By Tim Longueil for SUST 210 online
Gardening in our communities has taken a huge upswing in the past few years. Sustainable gardens can be very beneficial to our local ecosystems by providing biodiversity and beautification while being able capture our planet’s natural energy and divert it back to the health of your garden without additional chemical inputs. These self-sustaining gardens can grow food for you to eat like fruits and vegetables as well as herbs and spices.
One thing to keep in mind when designing a garden is finding ways to keep maintenance time/costs down. Learning the basics of when to plant, how to water or fertilize is extremely important to your plants’ health as well as to the environment. Water is an extremely limited resource and we must do whatever we can to minimize use and save as much as we can. Gardeners can start by capturing rainwater in barrels and using that to feed their gardens — or water can be collected and stored underground in a tank to use for many tasks like laundry, washing the car, watering the garden, or even filling a pool.
Fertilizers also cause problems because they can pollute our water sources. Runoff occurs when the unused product gets washed away during a rainstorm and joins our local water supply. Consider using local-sourced organic fertilizers as opposed to synthetic ones that are produced by fossil fuels and shipped across the globe.
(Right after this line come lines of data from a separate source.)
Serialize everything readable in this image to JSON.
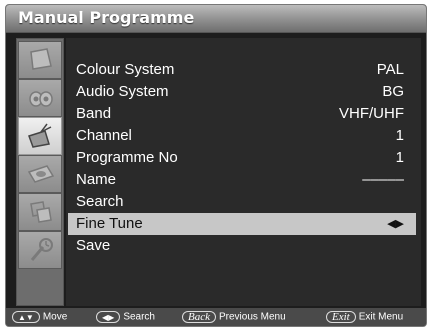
{
  "window": {
    "title": "Manual Programme"
  },
  "menu": {
    "rows": [
      {
        "label": "Colour System",
        "value": "PAL"
      },
      {
        "label": "Audio System",
        "value": "BG"
      },
      {
        "label": "Band",
        "value": "VHF/UHF"
      },
      {
        "label": "Channel",
        "value": "1"
      },
      {
        "label": "Programme No",
        "value": "1"
      },
      {
        "label": "Name",
        "value": "–––––"
      },
      {
        "label": "Search",
        "value": ""
      },
      {
        "label": "Fine Tune",
        "value": "◀▶"
      },
      {
        "label": "Save",
        "value": ""
      }
    ],
    "selected_index": 7
  },
  "sidebar": {
    "icons": [
      "picture-icon",
      "sound-icon",
      "channel-icon",
      "feature-icon",
      "source-icon",
      "setup-icon",
      "timer-icon"
    ],
    "active_index": 2
  },
  "footer": {
    "move_key": "▲▼",
    "move_label": "Move",
    "search_key": "◀▶",
    "search_label": "Search",
    "back_key": "Back",
    "back_label": "Previous Menu",
    "exit_key": "Exit",
    "exit_label": "Exit Menu"
  }
}
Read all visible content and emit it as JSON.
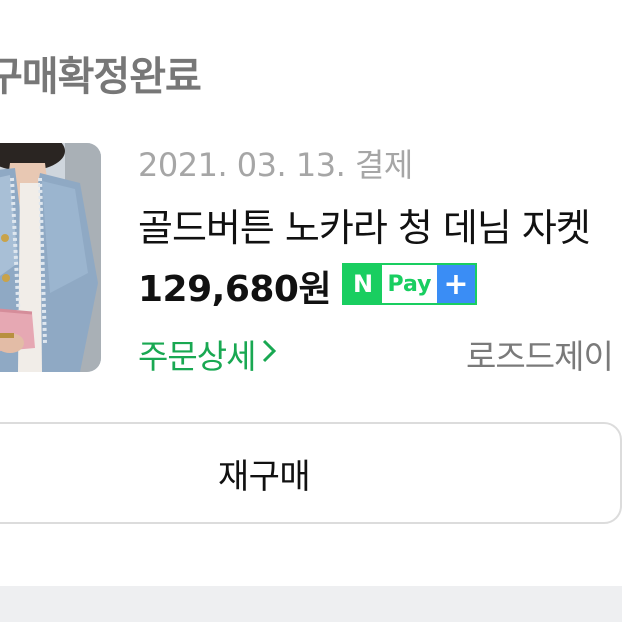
{
  "order": {
    "status": "구매확정완료",
    "date": "2021. 03. 13. 결제",
    "product_name": "골드버튼 노카라 청 데님 자켓",
    "price": "129,680원",
    "npay": {
      "n": "N",
      "pay": "Pay",
      "plus": "+"
    },
    "detail_link": "주문상세",
    "seller": "로즈드제이",
    "rebuy_button": "재구매"
  },
  "colors": {
    "accent_green": "#19ce60",
    "link_green": "#19a852",
    "npay_plus_blue": "#3a8df5"
  }
}
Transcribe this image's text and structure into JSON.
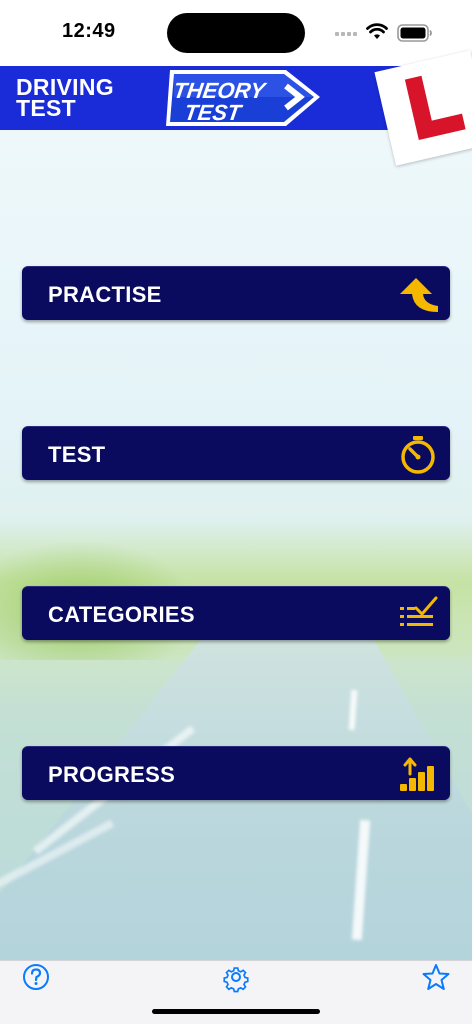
{
  "status": {
    "time": "12:49"
  },
  "header": {
    "title_line1": "DRIVING",
    "title_line2": "TEST",
    "logo_line1": "THEORY",
    "logo_line2": "TEST"
  },
  "menu": [
    {
      "label": "PRACTISE",
      "icon": "arrow-up-icon"
    },
    {
      "label": "TEST",
      "icon": "stopwatch-icon"
    },
    {
      "label": "CATEGORIES",
      "icon": "checklist-icon"
    },
    {
      "label": "PROGRESS",
      "icon": "progress-bars-icon"
    }
  ],
  "tabs": [
    {
      "icon": "help-icon"
    },
    {
      "icon": "settings-gear-icon"
    },
    {
      "icon": "star-icon"
    }
  ],
  "colors": {
    "header_blue": "#1a2bd8",
    "button_navy": "#0a0a5e",
    "icon_yellow": "#f5b800",
    "tab_blue": "#0a7aff",
    "l_plate_red": "#d8142a"
  }
}
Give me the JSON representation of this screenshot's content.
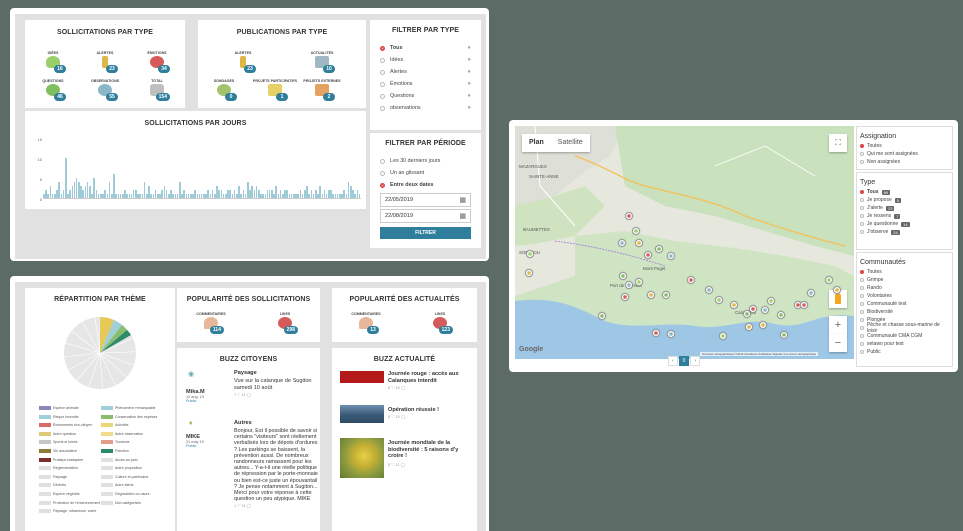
{
  "solicitations_by_type": {
    "title": "SOLLICITATIONS PAR TYPE",
    "items": [
      {
        "label": "IDÉES",
        "count": "16",
        "icon": "lightbulb-icon"
      },
      {
        "label": "ALERTES",
        "count": "23",
        "icon": "exclamation-icon"
      },
      {
        "label": "ÉMOTIONS",
        "count": "34",
        "icon": "heart-icon"
      },
      {
        "label": "QUESTIONS",
        "count": "46",
        "icon": "question-icon"
      },
      {
        "label": "OBSERVATIONS",
        "count": "55",
        "icon": "eye-icon"
      },
      {
        "label": "TOTAL",
        "count": "154",
        "icon": "total-icon"
      }
    ]
  },
  "publications_by_type": {
    "title": "PUBLICATIONS PAR TYPE",
    "items": [
      {
        "label": "ALERTES",
        "count": "23",
        "icon": "exclamation-icon"
      },
      {
        "label": "ACTUALITÉS",
        "count": "10",
        "icon": "news-icon"
      },
      {
        "label": "SONDAGES",
        "count": "0",
        "icon": "poll-icon"
      },
      {
        "label": "PROJETS PARTICIPATIFS",
        "count": "1",
        "icon": "puzzle-icon"
      },
      {
        "label": "PROJETS EXTERNES",
        "count": "2",
        "icon": "external-project-icon"
      }
    ]
  },
  "filter_type": {
    "title": "FILTRER PAR TYPE",
    "options": [
      {
        "label": "Tous",
        "selected": true,
        "icon": "all-icon"
      },
      {
        "label": "Idées",
        "selected": false,
        "icon": "lightbulb-icon"
      },
      {
        "label": "Alertes",
        "selected": false,
        "icon": "exclamation-icon"
      },
      {
        "label": "Émotions",
        "selected": false,
        "icon": "heart-icon"
      },
      {
        "label": "Questions",
        "selected": false,
        "icon": "question-icon"
      },
      {
        "label": "observations",
        "selected": false,
        "icon": "eye-icon"
      }
    ]
  },
  "filter_period": {
    "title": "FILTRER PAR PÉRIODE",
    "options": [
      {
        "label": "Les 30 derniers jours",
        "selected": false
      },
      {
        "label": "Un an glissant",
        "selected": false
      },
      {
        "label": "Entre deux dates",
        "selected": true
      }
    ],
    "date_from": "22/05/2019",
    "date_to": "22/08/2019",
    "button": "FILTRER"
  },
  "chart_data": {
    "type": "bar",
    "title": "SOLLICITATIONS PAR JOURS",
    "ylim": [
      0,
      15
    ],
    "yticks": [
      "15",
      "10",
      "5",
      "0"
    ],
    "values": [
      1,
      2,
      1,
      3,
      1,
      1,
      2,
      4,
      1,
      2,
      10,
      1,
      2,
      3,
      4,
      5,
      4,
      3,
      2,
      3,
      4,
      3,
      1,
      5,
      2,
      1,
      1,
      1,
      2,
      1,
      4,
      1,
      6,
      1,
      1,
      1,
      1,
      2,
      1,
      1,
      1,
      2,
      2,
      1,
      1,
      1,
      4,
      1,
      3,
      1,
      1,
      2,
      1,
      1,
      2,
      3,
      2,
      1,
      2,
      1,
      1,
      1,
      4,
      1,
      2,
      1,
      1,
      1,
      1,
      2,
      1,
      1,
      1,
      1,
      1,
      2,
      1,
      2,
      1,
      3,
      2,
      2,
      1,
      1,
      2,
      2,
      1,
      2,
      1,
      3,
      1,
      2,
      1,
      4,
      2,
      3,
      2,
      3,
      2,
      1,
      1,
      1,
      2,
      2,
      2,
      1,
      3,
      1,
      2,
      1,
      2,
      2,
      1,
      1,
      1,
      1,
      1,
      2,
      1,
      2,
      3,
      1,
      2,
      1,
      2,
      1,
      3,
      1,
      2,
      1,
      2,
      2,
      1,
      1,
      1,
      1,
      1,
      2,
      1,
      4,
      3,
      2,
      1,
      2,
      1
    ]
  },
  "theme_chart": {
    "title": "RÉPARTITION PAR THÈME",
    "legend": [
      {
        "label": "Espèce animale",
        "color": "#8a86b5"
      },
      {
        "label": "Phénomène remarquable",
        "color": "#9fd0d8"
      },
      {
        "label": "Risque incendie",
        "color": "#9fd0d8"
      },
      {
        "label": "Conservation des espèces",
        "color": "#8bbd6f"
      },
      {
        "label": "Événements éco-citoyen",
        "color": "#d96a6a"
      },
      {
        "label": "Activités",
        "color": "#e9d877"
      },
      {
        "label": "Autre question",
        "color": "#e0ca7a"
      },
      {
        "label": "Autre observation",
        "color": "#f0dc8c"
      },
      {
        "label": "Sports et loisirs",
        "color": "#c7c7c7"
      },
      {
        "label": "Tourisme",
        "color": "#e39b8a"
      },
      {
        "label": "Vie associative",
        "color": "#8d7a3a"
      },
      {
        "label": "Pollution",
        "color": "#2e8b6a"
      },
      {
        "label": "Pratique inadaptée",
        "color": "#7a2e2e"
      },
      {
        "label": "Accès au parc",
        "color": "#e0e0e0"
      },
      {
        "label": "Réglementation",
        "color": "#e0e0e0"
      },
      {
        "label": "Autre proposition",
        "color": "#e0e0e0"
      },
      {
        "label": "Paysage",
        "color": "#e0e0e0"
      },
      {
        "label": "Culture et patrimoine",
        "color": "#e0e0e0"
      },
      {
        "label": "Déchets",
        "color": "#e0e0e0"
      },
      {
        "label": "Autre alerte",
        "color": "#e0e0e0"
      },
      {
        "label": "Espèce végétale",
        "color": "#e0e0e0"
      },
      {
        "label": "Dégradation ou usure",
        "color": "#e0e0e0"
      },
      {
        "label": "Protection de l'environnement",
        "color": "#e0e0e0"
      },
      {
        "label": "Non catégorisés",
        "color": "#e0e0e0"
      },
      {
        "label": "Paysage, urbanisme, voirie",
        "color": "#e0e0e0"
      }
    ]
  },
  "popularity_solicitations": {
    "title": "POPULARITÉ DES SOLLICITATIONS",
    "comments_label": "COMMENTAIRES",
    "comments": "114",
    "likes_label": "LIKES",
    "likes": "298"
  },
  "popularity_news": {
    "title": "POPULARITÉ DES ACTUALITÉS",
    "comments_label": "COMMENTAIRES",
    "comments": "13",
    "likes_label": "LIKES",
    "likes": "123"
  },
  "buzz_citizens": {
    "title": "BUZZ CITOYENS",
    "items": [
      {
        "author": "Mika.M",
        "date": "12 aug. 19",
        "visibility": "Public",
        "heading": "Paysage",
        "text": "Vue sur la calanque de Sugiton samedi 10 août",
        "stats": "7 ♡  11 ◯"
      },
      {
        "author": "MIKE",
        "date": "21 may 19",
        "visibility": "Public",
        "heading": "Autres",
        "text": "Bonjour, Est il possible de savoir si certains \"visiteurs\" sont réellement verbalisés lors de dépots d'ordures ? Les parkings se baissent, la prévention aussi. De nombreux randonneurs ramassent pour les autres... Y-a-t-il une réelle politique de répression par le porte-monnaie ou bien est-ce juste un épouvantail ? Je pense notamment à Sugiton... Merci pour votre réponse à cette question un peu atypique. MIKE",
        "stats": "1 ♡  11 ◯"
      }
    ]
  },
  "buzz_news": {
    "title": "BUZZ ACTUALITÉ",
    "items": [
      {
        "heading": "Journée rouge : accès aux Calanques interdit",
        "stats": "8 ♡  10 ◯"
      },
      {
        "heading": "Opération réussie !",
        "stats": "8 ♡  10 ◯"
      },
      {
        "heading": "Journée mondiale de la biodiversité : 5 raisons d'y croire !",
        "stats": "8 ♡  11 ◯"
      }
    ]
  },
  "map": {
    "tab_plan": "Plan",
    "tab_satellite": "Satellite",
    "google": "Google",
    "attribution": "Données cartographiques ©2019   Conditions d'utilisation   Signaler une erreur cartographique",
    "places": [
      "MAZARGUES",
      "SAINTE-ANNE",
      "BAUMETTES",
      "SORMIOU",
      "Mont Puget",
      "Port de Sormiou",
      "Calanques"
    ],
    "pager": [
      "‹",
      "0",
      "›"
    ]
  },
  "map_filters": {
    "assignment_title": "Assignation",
    "assignment": [
      {
        "label": "Toutes",
        "selected": true
      },
      {
        "label": "Qui me sont assignées",
        "selected": false
      },
      {
        "label": "Non assignées",
        "selected": false
      }
    ],
    "type_title": "Type",
    "types": [
      {
        "label": "Tous",
        "count": "89",
        "selected": true
      },
      {
        "label": "Je propose",
        "count": "5",
        "selected": false
      },
      {
        "label": "J'alerte",
        "count": "23",
        "selected": false
      },
      {
        "label": "Je ressens",
        "count": "7",
        "selected": false
      },
      {
        "label": "Je questionne",
        "count": "14",
        "selected": false
      },
      {
        "label": "J'observe",
        "count": "24",
        "selected": false
      }
    ],
    "community_title": "Communautés",
    "communities": [
      {
        "label": "Toutes",
        "selected": true
      },
      {
        "label": "Grimpe",
        "selected": false
      },
      {
        "label": "Rando",
        "selected": false
      },
      {
        "label": "Volontaires",
        "selected": false
      },
      {
        "label": "Communauté test",
        "selected": false
      },
      {
        "label": "Biodiversité",
        "selected": false
      },
      {
        "label": "Plongée",
        "selected": false
      },
      {
        "label": "Pêche et chasse sous-marine de loisir",
        "selected": false
      },
      {
        "label": "Communauté CMA CGM",
        "selected": false
      },
      {
        "label": "setawo pour test",
        "selected": false
      },
      {
        "label": "Public",
        "selected": false
      }
    ]
  }
}
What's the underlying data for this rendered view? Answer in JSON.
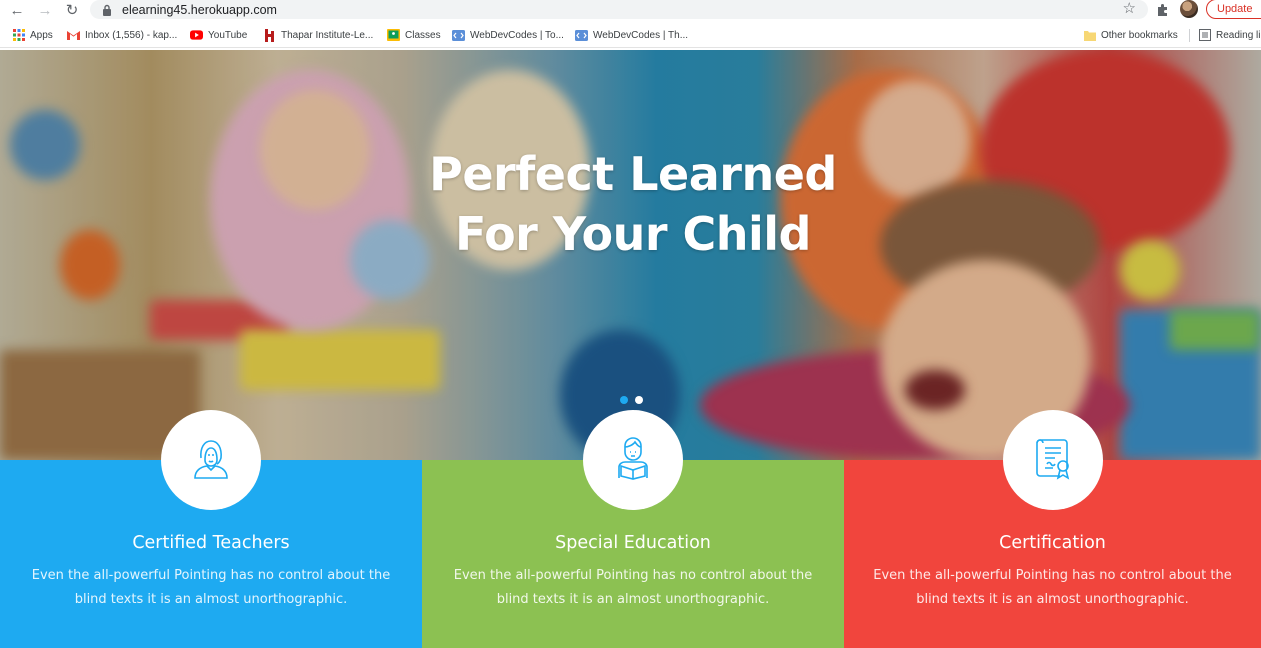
{
  "browser": {
    "url": "elearning45.herokuapp.com",
    "update_label": "Update",
    "back_icon": "arrow-left-icon",
    "forward_icon": "arrow-right-icon",
    "reload_icon": "reload-icon"
  },
  "bookmarks": {
    "items": [
      {
        "label": "Apps",
        "icon": "apps-grid-icon"
      },
      {
        "label": "Inbox (1,556) - kap...",
        "icon": "gmail-icon"
      },
      {
        "label": "YouTube",
        "icon": "youtube-icon"
      },
      {
        "label": "Thapar Institute-Le...",
        "icon": "thapar-icon"
      },
      {
        "label": "Classes",
        "icon": "classroom-icon"
      },
      {
        "label": "WebDevCodes | To...",
        "icon": "webdevcodes-icon"
      },
      {
        "label": "WebDevCodes | Th...",
        "icon": "webdevcodes-icon"
      }
    ],
    "other_bookmarks": "Other bookmarks",
    "reading_list": "Reading li"
  },
  "hero": {
    "title_line1": "Perfect Learned",
    "title_line2": "For Your Child",
    "slides_count": 2,
    "active_slide": 1
  },
  "features": [
    {
      "title": "Certified Teachers",
      "text": "Even the all-powerful Pointing has no control about the blind texts it is an almost unorthographic.",
      "color": "#1eaaf1",
      "icon": "teacher-icon"
    },
    {
      "title": "Special Education",
      "text": "Even the all-powerful Pointing has no control about the blind texts it is an almost unorthographic.",
      "color": "#8cc152",
      "icon": "student-reading-icon"
    },
    {
      "title": "Certification",
      "text": "Even the all-powerful Pointing has no control about the blind texts it is an almost unorthographic.",
      "color": "#f1453d",
      "icon": "certificate-icon"
    }
  ],
  "colors": {
    "accent_blue": "#1eaaf1",
    "accent_green": "#8cc152",
    "accent_red": "#f1453d"
  }
}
This recent article from the Daily Herald’s website describes new gardening trends for your home: “Besides beautifying our homes and gardens, plants play a vital role in our health and well-being. They elicit powerful positive emotions, revive neighborhoods and influence everything from what we eat to life’s milestones.” The article further discusses how to inspire community efforts toward gardening and agricultural projects, as well as how to harvest rainwater for our plants and gardens. We must start thinking “green” when it comes to gardens and local agriculture.
Submitted 23 April 2012